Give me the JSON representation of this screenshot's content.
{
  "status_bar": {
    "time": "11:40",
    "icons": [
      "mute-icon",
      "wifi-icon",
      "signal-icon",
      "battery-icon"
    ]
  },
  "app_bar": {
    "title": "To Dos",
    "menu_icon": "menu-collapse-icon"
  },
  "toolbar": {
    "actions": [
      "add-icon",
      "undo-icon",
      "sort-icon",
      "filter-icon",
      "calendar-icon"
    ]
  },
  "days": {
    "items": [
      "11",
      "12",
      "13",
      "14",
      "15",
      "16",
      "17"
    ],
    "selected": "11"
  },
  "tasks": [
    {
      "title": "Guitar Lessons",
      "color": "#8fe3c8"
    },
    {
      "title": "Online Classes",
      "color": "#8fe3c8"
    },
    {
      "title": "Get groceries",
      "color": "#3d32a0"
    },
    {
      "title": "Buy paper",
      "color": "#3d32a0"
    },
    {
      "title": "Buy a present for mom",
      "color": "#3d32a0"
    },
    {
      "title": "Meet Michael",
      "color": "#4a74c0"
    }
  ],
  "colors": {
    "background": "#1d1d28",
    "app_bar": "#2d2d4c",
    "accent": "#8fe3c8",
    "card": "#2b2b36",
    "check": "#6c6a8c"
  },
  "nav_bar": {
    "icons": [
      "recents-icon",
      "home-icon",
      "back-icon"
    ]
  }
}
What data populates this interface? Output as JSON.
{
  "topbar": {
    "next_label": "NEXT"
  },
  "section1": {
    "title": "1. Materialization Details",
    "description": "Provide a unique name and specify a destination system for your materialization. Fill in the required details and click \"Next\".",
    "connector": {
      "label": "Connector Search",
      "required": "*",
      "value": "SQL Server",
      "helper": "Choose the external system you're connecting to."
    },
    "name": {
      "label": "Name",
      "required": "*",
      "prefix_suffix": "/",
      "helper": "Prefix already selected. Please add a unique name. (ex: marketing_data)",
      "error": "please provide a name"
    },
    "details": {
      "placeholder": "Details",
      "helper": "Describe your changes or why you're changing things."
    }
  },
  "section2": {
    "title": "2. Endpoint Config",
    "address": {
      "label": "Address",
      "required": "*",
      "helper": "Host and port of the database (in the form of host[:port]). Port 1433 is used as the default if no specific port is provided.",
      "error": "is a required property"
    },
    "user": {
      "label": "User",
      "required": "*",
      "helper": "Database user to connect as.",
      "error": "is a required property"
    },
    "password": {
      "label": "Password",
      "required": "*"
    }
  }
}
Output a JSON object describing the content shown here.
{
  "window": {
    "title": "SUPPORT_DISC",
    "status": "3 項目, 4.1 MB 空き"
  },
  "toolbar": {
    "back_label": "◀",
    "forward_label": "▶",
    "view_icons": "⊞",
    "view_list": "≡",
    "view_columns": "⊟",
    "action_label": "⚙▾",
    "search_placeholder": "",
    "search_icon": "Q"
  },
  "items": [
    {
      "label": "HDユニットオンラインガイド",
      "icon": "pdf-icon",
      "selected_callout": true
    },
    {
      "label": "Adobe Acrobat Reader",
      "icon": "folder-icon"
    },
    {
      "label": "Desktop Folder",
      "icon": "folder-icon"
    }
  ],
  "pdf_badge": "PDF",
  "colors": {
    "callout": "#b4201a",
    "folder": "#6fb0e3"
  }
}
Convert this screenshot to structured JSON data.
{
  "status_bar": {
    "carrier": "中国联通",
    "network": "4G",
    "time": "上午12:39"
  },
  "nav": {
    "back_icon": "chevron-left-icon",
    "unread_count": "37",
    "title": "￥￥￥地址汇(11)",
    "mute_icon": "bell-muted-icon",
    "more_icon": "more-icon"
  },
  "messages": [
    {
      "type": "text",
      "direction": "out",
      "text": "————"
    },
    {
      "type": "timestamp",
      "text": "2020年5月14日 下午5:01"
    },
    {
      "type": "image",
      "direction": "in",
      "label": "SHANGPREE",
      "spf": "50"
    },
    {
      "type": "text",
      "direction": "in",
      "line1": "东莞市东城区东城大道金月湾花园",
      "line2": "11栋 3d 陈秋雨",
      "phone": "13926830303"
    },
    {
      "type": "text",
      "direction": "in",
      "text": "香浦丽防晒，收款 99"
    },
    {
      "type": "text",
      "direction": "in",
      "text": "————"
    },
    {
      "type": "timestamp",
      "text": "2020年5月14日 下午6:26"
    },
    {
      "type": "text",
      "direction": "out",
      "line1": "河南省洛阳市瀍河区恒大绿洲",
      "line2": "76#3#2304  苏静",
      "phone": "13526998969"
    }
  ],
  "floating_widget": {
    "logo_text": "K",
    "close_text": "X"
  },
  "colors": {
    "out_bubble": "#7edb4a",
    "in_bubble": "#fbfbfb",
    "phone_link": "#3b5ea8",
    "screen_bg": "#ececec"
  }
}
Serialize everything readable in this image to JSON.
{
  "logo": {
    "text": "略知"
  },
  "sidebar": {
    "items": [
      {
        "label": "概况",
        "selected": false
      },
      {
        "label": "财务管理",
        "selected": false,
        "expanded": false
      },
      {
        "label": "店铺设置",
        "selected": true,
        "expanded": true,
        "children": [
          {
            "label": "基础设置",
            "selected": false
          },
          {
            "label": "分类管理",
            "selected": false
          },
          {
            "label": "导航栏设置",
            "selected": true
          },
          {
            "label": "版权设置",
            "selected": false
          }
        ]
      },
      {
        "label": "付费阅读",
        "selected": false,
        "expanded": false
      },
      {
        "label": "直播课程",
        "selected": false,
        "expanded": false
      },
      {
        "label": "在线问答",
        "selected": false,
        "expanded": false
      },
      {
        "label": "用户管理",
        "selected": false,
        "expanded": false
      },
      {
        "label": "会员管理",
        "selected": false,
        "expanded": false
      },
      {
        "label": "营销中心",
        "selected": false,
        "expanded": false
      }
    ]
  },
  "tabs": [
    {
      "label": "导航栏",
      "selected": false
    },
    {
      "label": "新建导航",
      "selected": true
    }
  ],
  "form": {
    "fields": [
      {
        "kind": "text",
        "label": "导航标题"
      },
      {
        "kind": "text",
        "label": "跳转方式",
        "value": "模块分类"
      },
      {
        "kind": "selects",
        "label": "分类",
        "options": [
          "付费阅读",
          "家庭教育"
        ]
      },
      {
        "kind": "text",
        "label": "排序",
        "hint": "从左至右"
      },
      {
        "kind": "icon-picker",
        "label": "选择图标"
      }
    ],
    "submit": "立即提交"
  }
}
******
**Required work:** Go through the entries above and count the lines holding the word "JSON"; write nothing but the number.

**Answer to this exercise:** 5